Sleep Can Steal Away In Many Ways
Our lives are often extremely busy. There is so much to do each day—projects at work or school, chores around the house, errands to run, emails and texts to answer, weekend plans to make (or cancel), dogs to walk, kids to pick up…
And in order to get everything done, we sometimes steal something extremely valuable from ourselves.
We rob ourselves of healthy amounts of quality sleep.
We also tend to commit this kind of personal larceny on those rare nights when things are not quite so hectic. We stay up late binge-watching shows or scrolling on social media or just sort of vegging out. We might actually be reluctant to go to bed because we know (whether we think about it consciously or not) that after falling asleep comes waking up—and then you are back to the grind. Why not stay up for a little while longer to enjoy a little me time?
But again, that is just another way we steal sleep from ourselves.
And for some people—you might be one of them—there is the issue of insomnia.

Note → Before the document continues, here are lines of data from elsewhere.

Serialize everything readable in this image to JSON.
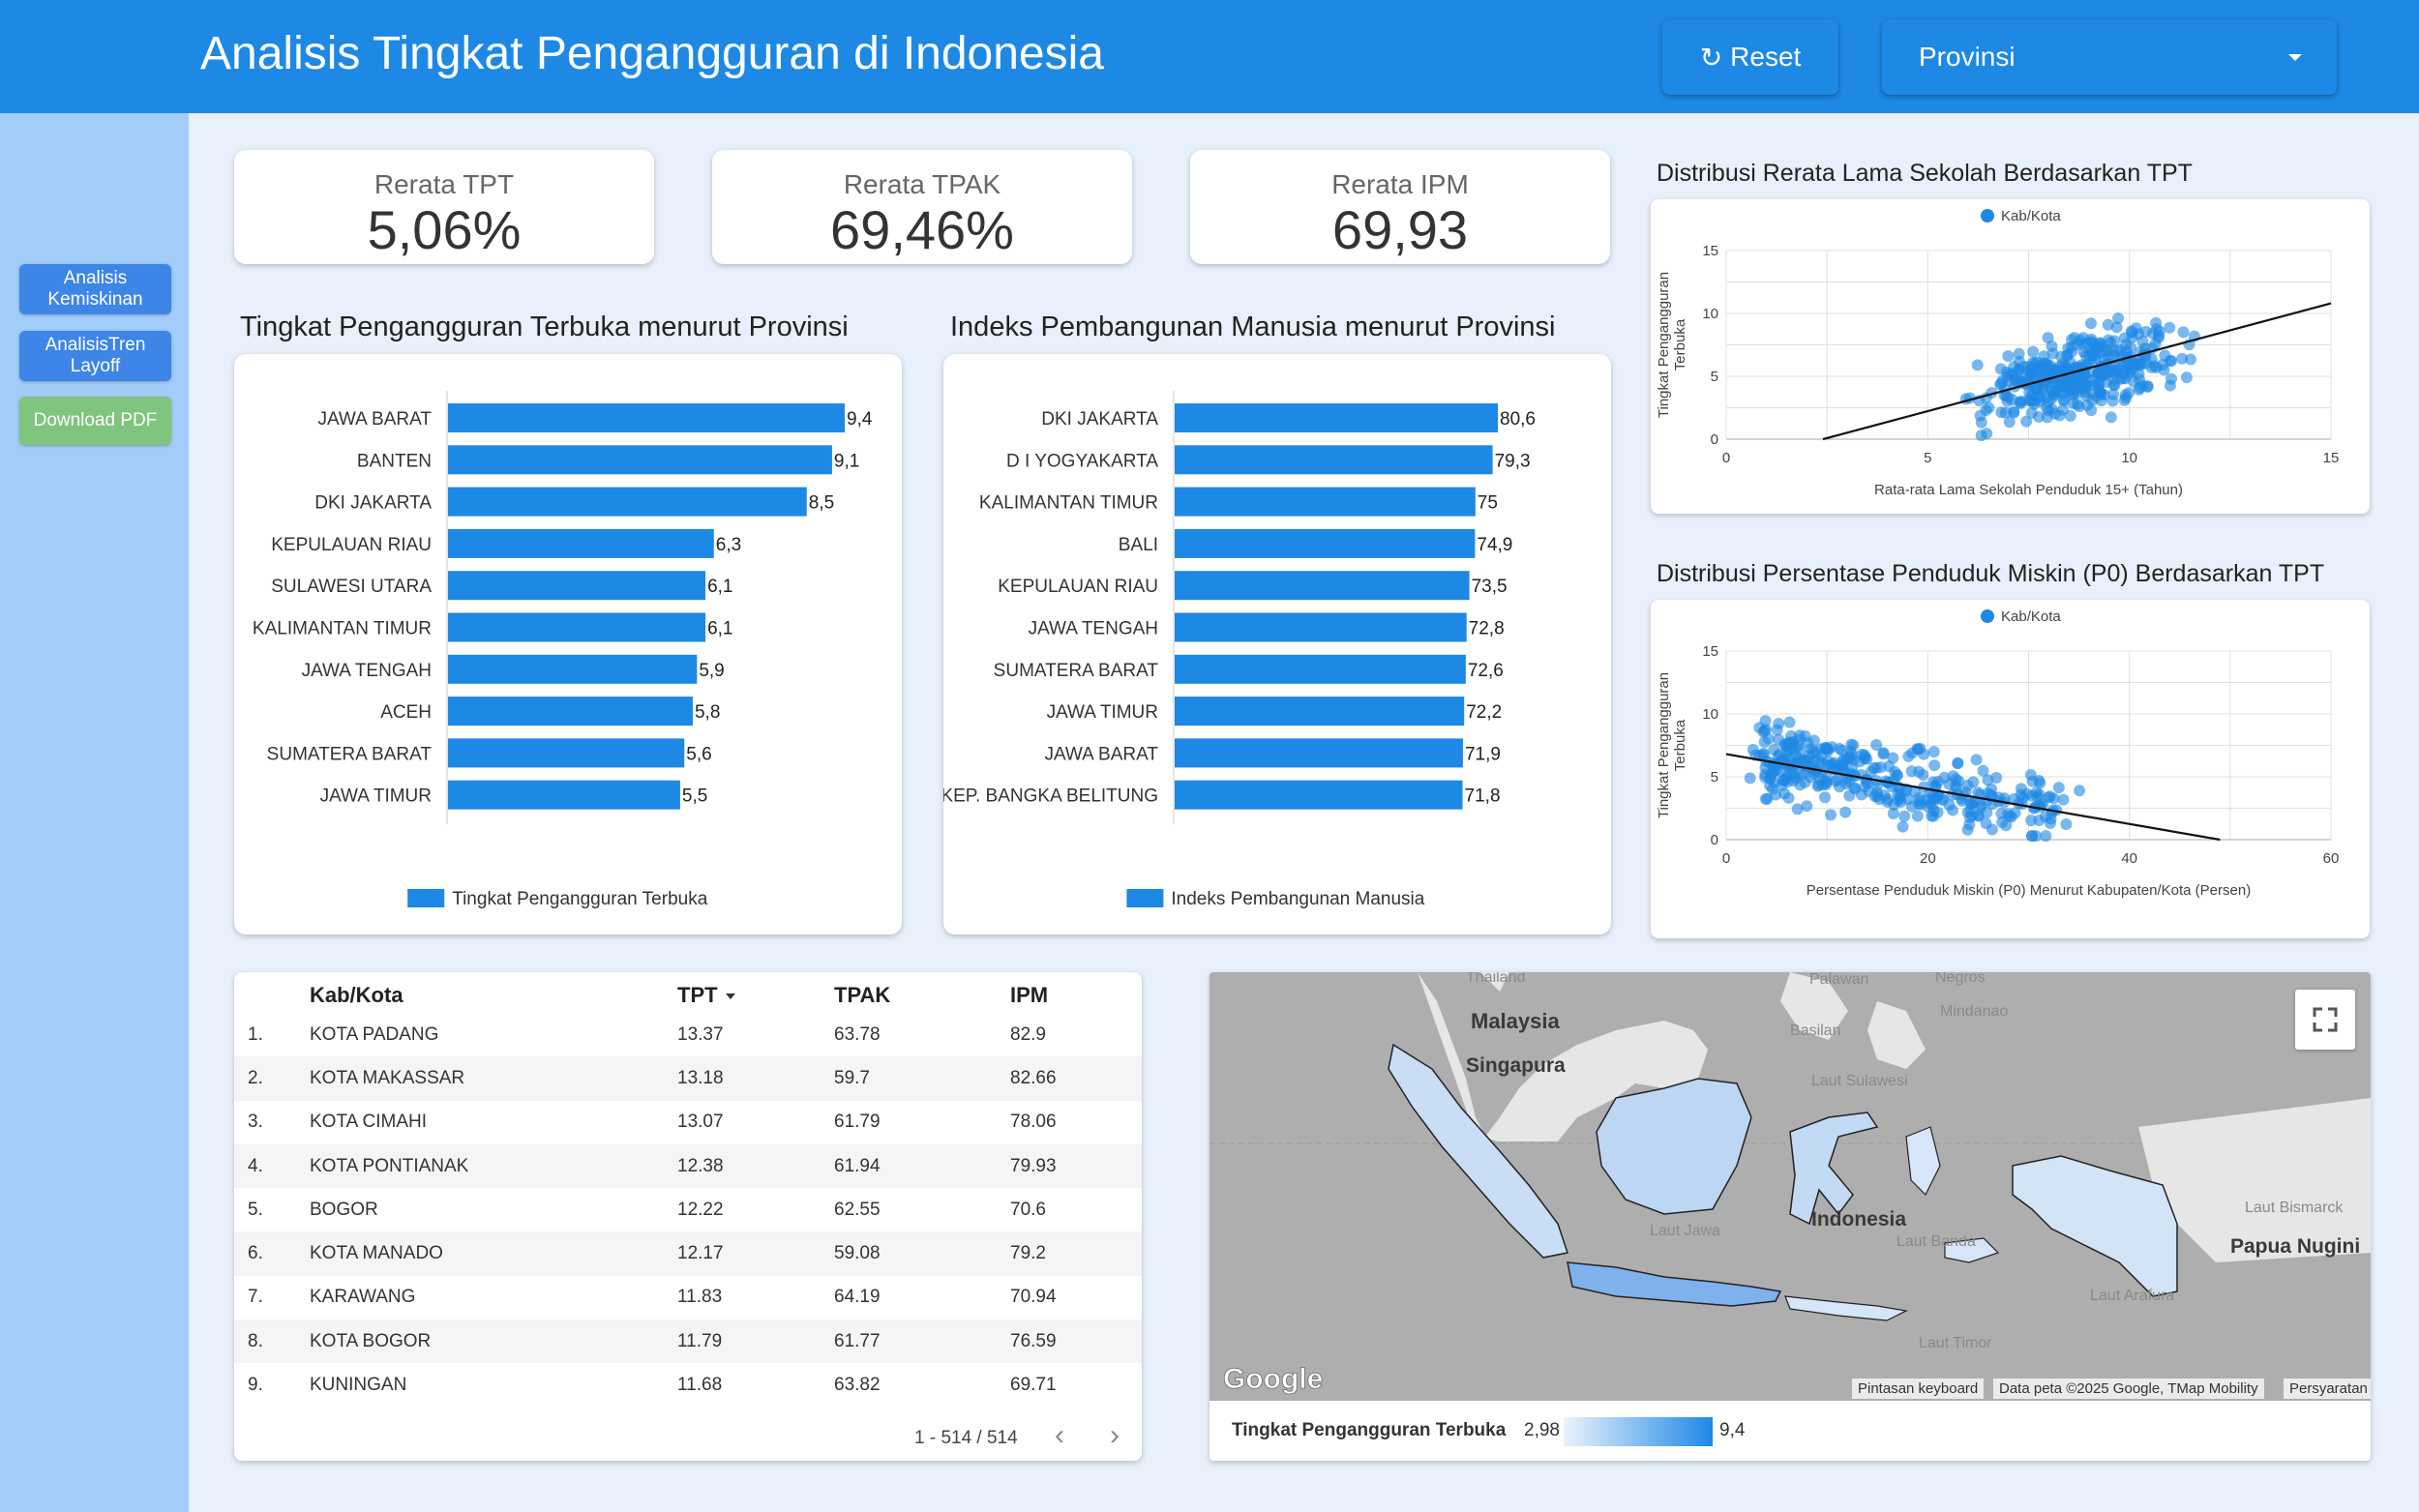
{
  "header": {
    "title": "Analisis Tingkat Pengangguran di Indonesia",
    "reset_label": "Reset",
    "province_select": "Provinsi",
    "colors": {
      "primary": "#1e88e5"
    }
  },
  "sidebar": {
    "buttons": [
      "Analisis Kemiskinan",
      "AnalisisTren Layoff",
      "Download PDF"
    ]
  },
  "kpis": [
    {
      "label": "Rerata TPT",
      "value": "5,06%"
    },
    {
      "label": "Rerata TPAK",
      "value": "69,46%"
    },
    {
      "label": "Rerata IPM",
      "value": "69,93"
    }
  ],
  "chart_data": [
    {
      "type": "bar",
      "orientation": "horizontal",
      "title": "Tingkat Pengangguran Terbuka menurut Provinsi",
      "categories": [
        "JAWA BARAT",
        "BANTEN",
        "DKI JAKARTA",
        "KEPULAUAN RIAU",
        "SULAWESI UTARA",
        "KALIMANTAN TIMUR",
        "JAWA TENGAH",
        "ACEH",
        "SUMATERA BARAT",
        "JAWA TIMUR"
      ],
      "values": [
        9.4,
        9.1,
        8.5,
        6.3,
        6.1,
        6.1,
        5.9,
        5.8,
        5.6,
        5.5
      ],
      "labels": [
        "9,4",
        "9,1",
        "8,5",
        "6,3",
        "6,1",
        "6,1",
        "5,9",
        "5,8",
        "5,6",
        "5,5"
      ],
      "series": [
        {
          "name": "Tingkat Pengangguran Terbuka"
        }
      ],
      "legend": "bottom",
      "color": "#1e88e5"
    },
    {
      "type": "bar",
      "orientation": "horizontal",
      "title": "Indeks Pembangunan Manusia menurut Provinsi",
      "categories": [
        "DKI JAKARTA",
        "D I YOGYAKARTA",
        "KALIMANTAN TIMUR",
        "BALI",
        "KEPULAUAN RIAU",
        "JAWA TENGAH",
        "SUMATERA BARAT",
        "JAWA TIMUR",
        "JAWA BARAT",
        "KEP. BANGKA BELITUNG"
      ],
      "values": [
        80.6,
        79.3,
        75,
        74.9,
        73.5,
        72.8,
        72.6,
        72.2,
        71.9,
        71.8
      ],
      "labels": [
        "80,6",
        "79,3",
        "75",
        "74,9",
        "73,5",
        "72,8",
        "72,6",
        "72,2",
        "71,9",
        "71,8"
      ],
      "series": [
        {
          "name": "Indeks Pembangunan Manusia"
        }
      ],
      "legend": "bottom",
      "color": "#1e88e5"
    },
    {
      "type": "scatter",
      "title": "Distribusi Rerata Lama Sekolah Berdasarkan TPT",
      "xlabel": "Rata-rata Lama Sekolah Penduduk 15+ (Tahun)",
      "ylabel": "Tingkat Pengangguran Terbuka",
      "xlim": [
        0,
        15
      ],
      "ylim": [
        0,
        15
      ],
      "xticks": [
        "0",
        "5",
        "10",
        "15"
      ],
      "yticks": [
        "0",
        "5",
        "10",
        "15"
      ],
      "series": [
        {
          "name": "Kab/Kota"
        }
      ],
      "trendline": {
        "x": [
          2.4,
          15
        ],
        "y": [
          0,
          10.8
        ]
      },
      "grid": true,
      "legend": "top"
    },
    {
      "type": "scatter",
      "title": "Distribusi Persentase Penduduk Miskin (P0) Berdasarkan TPT",
      "xlabel": "Persentase Penduduk Miskin (P0) Menurut Kabupaten/Kota (Persen)",
      "ylabel": "Tingkat Pengangguran Terbuka",
      "xlim": [
        0,
        60
      ],
      "ylim": [
        0,
        15
      ],
      "xticks": [
        "0",
        "20",
        "40",
        "60"
      ],
      "yticks": [
        "0",
        "5",
        "10",
        "15"
      ],
      "series": [
        {
          "name": "Kab/Kota"
        }
      ],
      "trendline": {
        "x": [
          0,
          49
        ],
        "y": [
          6.8,
          0
        ]
      },
      "grid": true,
      "legend": "top"
    }
  ],
  "table": {
    "columns": [
      "Kab/Kota",
      "TPT",
      "TPAK",
      "IPM"
    ],
    "rows": [
      {
        "no": "1.",
        "name": "KOTA PADANG",
        "tpt": "13.37",
        "tpak": "63.78",
        "ipm": "82.9"
      },
      {
        "no": "2.",
        "name": "KOTA MAKASSAR",
        "tpt": "13.18",
        "tpak": "59.7",
        "ipm": "82.66"
      },
      {
        "no": "3.",
        "name": "KOTA CIMAHI",
        "tpt": "13.07",
        "tpak": "61.79",
        "ipm": "78.06"
      },
      {
        "no": "4.",
        "name": "KOTA PONTIANAK",
        "tpt": "12.38",
        "tpak": "61.94",
        "ipm": "79.93"
      },
      {
        "no": "5.",
        "name": "BOGOR",
        "tpt": "12.22",
        "tpak": "62.55",
        "ipm": "70.6"
      },
      {
        "no": "6.",
        "name": "KOTA MANADO",
        "tpt": "12.17",
        "tpak": "59.08",
        "ipm": "79.2"
      },
      {
        "no": "7.",
        "name": "KARAWANG",
        "tpt": "11.83",
        "tpak": "64.19",
        "ipm": "70.94"
      },
      {
        "no": "8.",
        "name": "KOTA BOGOR",
        "tpt": "11.79",
        "tpak": "61.77",
        "ipm": "76.59"
      },
      {
        "no": "9.",
        "name": "KUNINGAN",
        "tpt": "11.68",
        "tpak": "63.82",
        "ipm": "69.71"
      }
    ],
    "pagination": "1 - 514 / 514"
  },
  "map": {
    "labels": [
      "Malaysia",
      "Singapura",
      "Indonesia",
      "Papua Nugini",
      "Laut Jawa",
      "Laut Banda",
      "Laut Sulawesi",
      "Laut Arafura",
      "Laut Timor",
      "Laut Bismarck",
      "Palawan",
      "Negros",
      "Mindanao",
      "Basilan",
      "Thailand"
    ],
    "google_logo": "Google",
    "attribution": [
      "Pintasan keyboard",
      "Data peta ©2025 Google, TMap Mobility",
      "Persyaratan"
    ],
    "legend": {
      "title": "Tingkat Pengangguran Terbuka",
      "min": "2,98",
      "max": "9,4"
    }
  }
}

No matter when they go to bed, they find themselves tossing and turning rather than getting the rest they need.
No matter why you might be losing sleep, the fact is that sleep is essential.
When You Are Low On Sleep, You Can Pay a High Price
Of course, not getting enough sleep is problematic for a number of different reasons—not the least of which is that being tired all the time can lead to consequences ranging from reduced productivity all the way to dangerous accidents. But for our purposes here, we want to focus on another issue related to not getting enough sleep.
A lack of sleep can have a negative impact on your mental health. It can undermine some of the other hard work you are doing to support your mental well-being. And as a result, you should be motivated to get the sleep you need.
But how can you do it? We have some ideas.
Steal Back the Sleep You Need With These Tips
When it comes to consistently getting a good night’s sleep, it helps to start with something you remember from your childhood: a bedtime.
Setting a regular bedtime (as well as a regular time to get up in the morning) is an important first step to improving the overall quality of your sleep. Your bedtime allows you to work backwards and create a routine that encourages and supports sleep.
For example, it is an excellent idea to put down all of your screens an hour before you plan to sleep because, among other issues, the light from those screens can have a negative impact on our ability to get to sleep. Replace the time you might have spent staring at a screen with a wind-down routine of your own making. Maybe you like to take a bath before bed. You might find some light stretching relaxing. You could write in a gratitude journal or spend some time reading an enjoyable book. You might enjoy some herbal tea or some warm milk before bed. Replacing screen time with dedicated wind-down time is an excellent strategy.
More Options for Good Rest
You might also find it easier to get and stay asleep if you are intentional about making your sleeping space comfortable. Find a pillow you like. Replace a worn out mattress. Have the blankets you need to stay warm and/or the fan you need to keep cool. Declutter the room in which you sleep and make sure it is quiet and dark (though a nightlight can be a good idea, too). A white noise machine or some soothing music or any of a number of online offerings designed to lull you to sleep may also be helpful.
There are a few other things to keep in mind as well. Avoid caffeine in the afternoon and evening—and make healthy choices if you tend to snack in the evening. Don’t get in the habit of taking long naps during the day. Stick to routine even on the weekends.
It might be tempting to think of all of these suggestions as a list of onerous and annoying rules. After all, you are an adult, and the notion of a bedtime might strike you as, well, childish. We would encourage you, instead, to think of your nighttime routine as self-care that truly supports your overall well-being—including underpinning your mental health.
When It Comes to Supporting You, We Never Rest
At Johnstown Heights Behavioral Health, we offer compassionate, personalized, evidence-based mental health care. Whether you are struggling with depression, anxiety, trauma, or other mental health disorders, we can help you make and maintain progress so that you can reclaim your life. You can rest easy knowing we are here to help.